Hypoth├Ęse Beta (Color, 1967)
An Oscar-nominated French filmed animation from director Jean-Charles Meunier, which deals with an isolated computer punch card perforation who tries to join groups of well-behaved perforations, is rebuffed, and finally manages to create complete disorder. Remember punch cards? Neither do I.


For more information about John, James and Michael Whitney’s work:
http://en.wikipedia.org/wiki/John_Whitney_(animator)
http://en.wikipedia.org/wiki/James_Whitney_(filmmaker)
Another link to James Whitney’s influences and life:

For more info about Bruce and Katharine Cornwell’s work: http://www.afana.org/cornwell.htm


Curator Biography
:
Macintosh HD:Users:stephenparr:Desktop:images-1.jpg
Stephen Parr’s programs have explored the erotic underbelly of sex-in-cinema (The Subject is Sex), the offbeat and bizarre (Oddities Beyond Belief), the pervasive effects of propaganda (Historical/Hysterical?) and oddities from his archives (Strange Sinema). He is the director of Oddball Films, a stock film company and the San Francisco Media Archive (www.sfm.org), a non-profit archive that preserves culturally significant films.
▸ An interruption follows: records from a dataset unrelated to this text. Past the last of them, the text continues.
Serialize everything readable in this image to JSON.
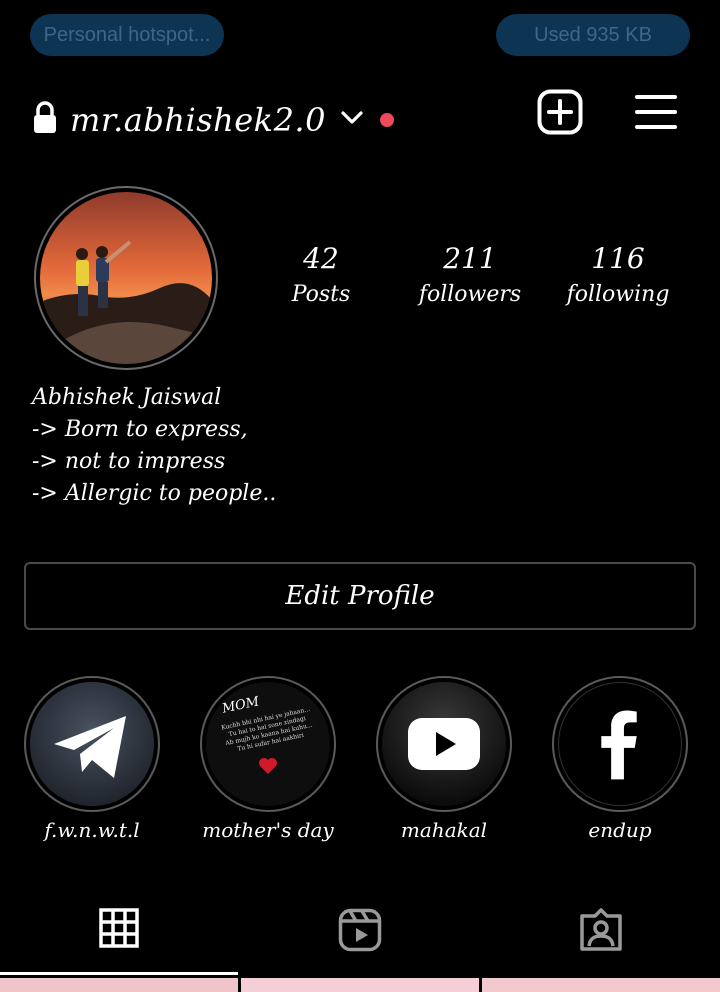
{
  "status_bar": {
    "hotspot_label": "Personal hotspot...",
    "data_used_label": "Used  935 KB"
  },
  "header": {
    "username": "mr.abhishek2.0",
    "lock_icon": "lock-icon",
    "dropdown_icon": "chevron-down-icon",
    "notification_color": "#ef4a5b",
    "new_post_icon": "plus-square-icon",
    "menu_icon": "hamburger-icon"
  },
  "stats": {
    "posts": {
      "value": "42",
      "label": "Posts"
    },
    "followers": {
      "value": "211",
      "label": "followers"
    },
    "following": {
      "value": "116",
      "label": "following"
    }
  },
  "bio": {
    "name": "Abhishek Jaiswal",
    "lines": [
      "-> Born to express,",
      "-> not to impress",
      "-> Allergic to people.."
    ]
  },
  "edit_profile_label": "Edit Profile",
  "highlights": [
    {
      "label": "f.w.n.w.t.l",
      "icon": "telegram-icon"
    },
    {
      "label": "mother's day",
      "icon": "mom-quote-image",
      "overlay": "MOM",
      "text_lines": [
        "Kuchh bhi nhi hai ye jahaan...",
        "Tu hai to hai sone zindagi",
        "Ab mujh ko kaana hai kuhu...",
        "Tu hi sufar hai aakhiri"
      ]
    },
    {
      "label": "mahakal",
      "icon": "youtube-icon"
    },
    {
      "label": "endup",
      "icon": "facebook-icon"
    }
  ],
  "tabs": [
    {
      "name": "grid",
      "icon": "grid-icon",
      "active": true
    },
    {
      "name": "reels",
      "icon": "reels-icon",
      "active": false
    },
    {
      "name": "tagged",
      "icon": "tagged-icon",
      "active": false
    }
  ]
}
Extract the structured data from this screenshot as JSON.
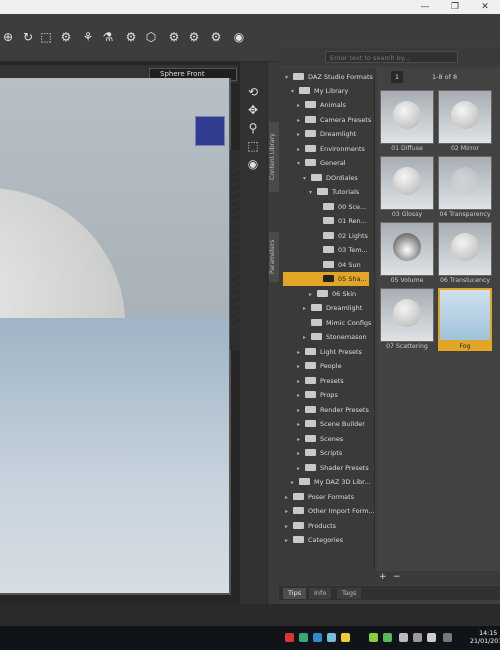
{
  "window": {
    "minimize_glyph": "—",
    "restore_glyph": "❐",
    "close_glyph": "✕"
  },
  "toolbar": {
    "icons": [
      "⊕",
      "↻",
      "⬚",
      "⚙",
      "⚘",
      "⚗",
      "⚙",
      "⬡",
      "⚙",
      "⚙",
      "⚙",
      "◉"
    ]
  },
  "viewport": {
    "camera": "Sphere Front"
  },
  "content_library": {
    "tab_label": "Content Library",
    "side_tabs": [
      "Content Library",
      "Parameters"
    ],
    "search_placeholder": "Enter text to search by...",
    "tree": [
      {
        "label": "DAZ Studio Formats",
        "level": 0
      },
      {
        "label": "My Library",
        "level": 1
      },
      {
        "label": "Animals",
        "level": 2
      },
      {
        "label": "Camera Presets",
        "level": 2
      },
      {
        "label": "Dreamlight",
        "level": 2
      },
      {
        "label": "Environments",
        "level": 2
      },
      {
        "label": "General",
        "level": 2
      },
      {
        "label": "DOrdiales",
        "level": 3
      },
      {
        "label": "Tutorials",
        "level": 4
      },
      {
        "label": "00 Sce...",
        "level": 5
      },
      {
        "label": "01 Ren...",
        "level": 5
      },
      {
        "label": "02 Lights",
        "level": 5
      },
      {
        "label": "03 Tem...",
        "level": 5
      },
      {
        "label": "04 Sun",
        "level": 5
      },
      {
        "label": "05 Sha...",
        "level": 5
      },
      {
        "label": "06 Skin",
        "level": 5
      },
      {
        "label": "Dreamlight",
        "level": 3
      },
      {
        "label": "Mimic Configs",
        "level": 3
      },
      {
        "label": "Stonemason",
        "level": 3
      },
      {
        "label": "Light Presets",
        "level": 2
      },
      {
        "label": "People",
        "level": 2
      },
      {
        "label": "Presets",
        "level": 2
      },
      {
        "label": "Props",
        "level": 2
      },
      {
        "label": "Render Presets",
        "level": 2
      },
      {
        "label": "Scene Builder",
        "level": 2
      },
      {
        "label": "Scenes",
        "level": 2
      },
      {
        "label": "Scripts",
        "level": 2
      },
      {
        "label": "Shader Presets",
        "level": 2
      },
      {
        "label": "My DAZ 3D Libr...",
        "level": 1
      },
      {
        "label": "Poser Formats",
        "level": 0
      },
      {
        "label": "Other Import Form...",
        "level": 0
      },
      {
        "label": "Products",
        "level": 0
      },
      {
        "label": "Categories",
        "level": 0
      }
    ],
    "page": "1",
    "page_range": "1-8 of 8",
    "items": [
      "01 Diffuse",
      "02 Mirror",
      "03 Glossy",
      "04 Transparency",
      "05 Volume",
      "06 Translucency",
      "07 Scattering",
      "Fog"
    ],
    "bottom_tabs": [
      "Tips",
      "Info",
      "Tags"
    ],
    "add_glyph": "+",
    "remove_glyph": "−"
  },
  "taskbar": {
    "time": "14:15",
    "date": "21/01/2016"
  }
}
He is a co-founder of Other Cinema DVD and a member of the Association of Moving Archivists (AMIA) where he is a frequent presenter.

About Oddball Films
San Francisco's strangest film archive and microcinema, Oddball Films is a stock footage company providing offbeat and unusual film footage for feature films like The Nice Guys and Milk, documentaries like The Black Panthers: Vanguard of the Revolution, Silicon Valley, Kurt Cobain: The Montage of Heck, television programs like Transparent and Mythbusters, clips for Boing Boing and web projects around the world.

Our screenings are almost exclusively drawn from our collection of over 50,000 16mm prints of animation, commercials, educational films, feature films, movie trailers, medical, industrial military, news out-takes and every genre in between. We’re actively working to present rarely screened genres of cinema as well as avant-garde and ethno-cultural documentaries, which expand the boundaries of cinema. Oddball Films is the largest film archive in Northern California and one of the most unusual private collections in the US. We invite you to join us in our weekly offerings of offbeat cinema.